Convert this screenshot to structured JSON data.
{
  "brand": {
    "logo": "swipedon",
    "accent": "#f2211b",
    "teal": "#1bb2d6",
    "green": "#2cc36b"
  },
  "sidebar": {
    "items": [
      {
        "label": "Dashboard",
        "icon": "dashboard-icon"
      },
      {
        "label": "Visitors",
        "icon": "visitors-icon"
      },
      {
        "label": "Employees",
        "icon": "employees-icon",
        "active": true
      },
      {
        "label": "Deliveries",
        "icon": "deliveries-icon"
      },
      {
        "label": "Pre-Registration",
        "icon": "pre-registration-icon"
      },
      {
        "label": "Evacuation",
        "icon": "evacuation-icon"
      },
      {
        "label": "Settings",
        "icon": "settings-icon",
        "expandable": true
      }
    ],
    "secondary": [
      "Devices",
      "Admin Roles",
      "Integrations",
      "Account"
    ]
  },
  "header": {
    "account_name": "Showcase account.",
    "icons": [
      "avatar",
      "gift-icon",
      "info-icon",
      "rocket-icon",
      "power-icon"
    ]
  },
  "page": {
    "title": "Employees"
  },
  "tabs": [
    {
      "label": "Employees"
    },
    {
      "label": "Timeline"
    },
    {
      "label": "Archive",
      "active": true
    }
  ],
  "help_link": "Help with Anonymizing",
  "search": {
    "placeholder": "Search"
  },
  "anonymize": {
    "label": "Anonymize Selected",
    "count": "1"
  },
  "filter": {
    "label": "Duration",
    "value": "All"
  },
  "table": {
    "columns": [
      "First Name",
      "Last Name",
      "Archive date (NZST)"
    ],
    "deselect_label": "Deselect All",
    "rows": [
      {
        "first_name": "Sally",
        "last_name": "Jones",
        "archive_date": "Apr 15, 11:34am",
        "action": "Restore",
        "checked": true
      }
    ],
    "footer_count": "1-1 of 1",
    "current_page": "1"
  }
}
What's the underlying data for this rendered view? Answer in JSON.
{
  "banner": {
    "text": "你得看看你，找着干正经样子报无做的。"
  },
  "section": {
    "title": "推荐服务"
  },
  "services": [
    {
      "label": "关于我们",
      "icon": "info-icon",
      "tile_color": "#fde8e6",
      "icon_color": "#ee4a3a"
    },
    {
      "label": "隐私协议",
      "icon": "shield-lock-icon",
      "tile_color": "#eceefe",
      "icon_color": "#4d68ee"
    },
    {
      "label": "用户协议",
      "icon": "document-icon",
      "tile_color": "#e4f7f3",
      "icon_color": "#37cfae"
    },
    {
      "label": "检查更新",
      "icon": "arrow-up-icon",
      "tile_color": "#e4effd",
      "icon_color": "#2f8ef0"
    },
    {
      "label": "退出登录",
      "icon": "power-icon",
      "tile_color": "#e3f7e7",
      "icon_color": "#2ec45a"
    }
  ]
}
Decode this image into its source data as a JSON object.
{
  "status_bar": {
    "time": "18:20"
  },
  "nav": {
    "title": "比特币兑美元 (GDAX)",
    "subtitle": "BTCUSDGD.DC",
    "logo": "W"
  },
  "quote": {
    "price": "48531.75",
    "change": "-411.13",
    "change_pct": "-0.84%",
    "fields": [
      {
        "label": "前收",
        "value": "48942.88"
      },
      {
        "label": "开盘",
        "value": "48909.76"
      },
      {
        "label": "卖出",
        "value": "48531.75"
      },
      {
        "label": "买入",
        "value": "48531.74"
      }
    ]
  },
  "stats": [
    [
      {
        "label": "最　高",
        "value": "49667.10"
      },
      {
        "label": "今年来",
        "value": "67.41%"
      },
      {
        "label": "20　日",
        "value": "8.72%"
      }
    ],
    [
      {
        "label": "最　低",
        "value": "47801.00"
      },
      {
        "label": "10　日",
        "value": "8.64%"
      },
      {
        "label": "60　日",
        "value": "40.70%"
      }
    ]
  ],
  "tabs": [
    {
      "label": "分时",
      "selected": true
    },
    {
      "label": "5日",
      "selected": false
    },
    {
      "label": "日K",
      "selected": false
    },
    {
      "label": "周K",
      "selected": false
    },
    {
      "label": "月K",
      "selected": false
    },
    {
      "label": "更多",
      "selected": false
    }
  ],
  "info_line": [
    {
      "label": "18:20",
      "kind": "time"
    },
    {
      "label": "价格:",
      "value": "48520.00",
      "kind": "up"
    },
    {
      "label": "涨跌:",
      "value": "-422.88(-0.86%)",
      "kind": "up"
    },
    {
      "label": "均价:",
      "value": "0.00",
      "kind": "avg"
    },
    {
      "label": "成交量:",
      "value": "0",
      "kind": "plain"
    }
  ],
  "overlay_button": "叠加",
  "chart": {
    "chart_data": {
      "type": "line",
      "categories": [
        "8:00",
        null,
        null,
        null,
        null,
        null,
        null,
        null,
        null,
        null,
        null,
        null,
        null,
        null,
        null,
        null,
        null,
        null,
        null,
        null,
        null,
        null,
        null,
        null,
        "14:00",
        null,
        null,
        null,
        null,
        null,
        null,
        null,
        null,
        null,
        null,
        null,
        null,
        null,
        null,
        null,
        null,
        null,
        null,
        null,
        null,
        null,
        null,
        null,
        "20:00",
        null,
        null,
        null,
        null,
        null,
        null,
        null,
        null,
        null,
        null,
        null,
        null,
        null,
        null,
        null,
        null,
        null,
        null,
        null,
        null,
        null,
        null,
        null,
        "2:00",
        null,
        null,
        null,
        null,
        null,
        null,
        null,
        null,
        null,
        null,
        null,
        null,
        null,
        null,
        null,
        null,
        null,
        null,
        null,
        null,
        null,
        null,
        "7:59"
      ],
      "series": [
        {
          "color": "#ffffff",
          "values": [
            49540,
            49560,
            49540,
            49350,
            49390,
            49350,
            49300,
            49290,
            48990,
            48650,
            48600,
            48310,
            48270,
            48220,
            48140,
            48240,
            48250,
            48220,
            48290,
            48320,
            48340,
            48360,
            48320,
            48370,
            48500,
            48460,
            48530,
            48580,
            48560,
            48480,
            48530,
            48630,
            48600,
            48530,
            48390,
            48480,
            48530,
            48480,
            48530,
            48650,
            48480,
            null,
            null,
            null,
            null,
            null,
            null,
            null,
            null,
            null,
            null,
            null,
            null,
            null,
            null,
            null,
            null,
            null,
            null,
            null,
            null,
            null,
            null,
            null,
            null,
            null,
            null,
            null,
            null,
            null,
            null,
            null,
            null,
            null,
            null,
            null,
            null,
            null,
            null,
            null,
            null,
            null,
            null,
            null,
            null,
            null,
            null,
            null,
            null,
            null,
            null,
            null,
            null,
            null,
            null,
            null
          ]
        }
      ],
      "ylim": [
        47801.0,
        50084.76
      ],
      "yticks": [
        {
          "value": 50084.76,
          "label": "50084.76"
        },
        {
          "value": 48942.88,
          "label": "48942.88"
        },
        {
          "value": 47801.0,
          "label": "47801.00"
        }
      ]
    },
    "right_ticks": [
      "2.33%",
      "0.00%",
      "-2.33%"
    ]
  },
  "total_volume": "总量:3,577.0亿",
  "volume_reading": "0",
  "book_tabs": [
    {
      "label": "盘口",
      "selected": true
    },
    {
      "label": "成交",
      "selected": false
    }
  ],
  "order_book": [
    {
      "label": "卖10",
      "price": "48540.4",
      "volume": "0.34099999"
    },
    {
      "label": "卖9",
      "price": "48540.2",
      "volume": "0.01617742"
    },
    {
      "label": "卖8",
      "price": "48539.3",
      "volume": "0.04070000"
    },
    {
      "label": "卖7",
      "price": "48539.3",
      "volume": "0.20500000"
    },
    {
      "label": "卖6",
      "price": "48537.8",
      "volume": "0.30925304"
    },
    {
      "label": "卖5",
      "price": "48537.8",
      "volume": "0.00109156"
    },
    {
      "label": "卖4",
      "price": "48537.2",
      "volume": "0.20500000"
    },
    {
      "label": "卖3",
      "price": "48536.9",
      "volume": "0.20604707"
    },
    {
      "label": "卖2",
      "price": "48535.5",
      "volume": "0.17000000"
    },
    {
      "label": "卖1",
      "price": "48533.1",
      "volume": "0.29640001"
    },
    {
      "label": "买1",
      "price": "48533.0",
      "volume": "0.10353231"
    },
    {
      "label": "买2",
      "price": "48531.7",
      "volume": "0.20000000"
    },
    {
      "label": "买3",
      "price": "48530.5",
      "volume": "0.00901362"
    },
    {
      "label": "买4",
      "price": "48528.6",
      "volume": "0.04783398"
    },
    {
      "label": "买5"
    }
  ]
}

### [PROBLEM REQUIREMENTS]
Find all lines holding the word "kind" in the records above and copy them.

### [RESULT OF THE EXERCISE]
      "kind": "time"
      "kind": "up"
      "kind": "up"
      "kind": "avg"
      "kind": "plain"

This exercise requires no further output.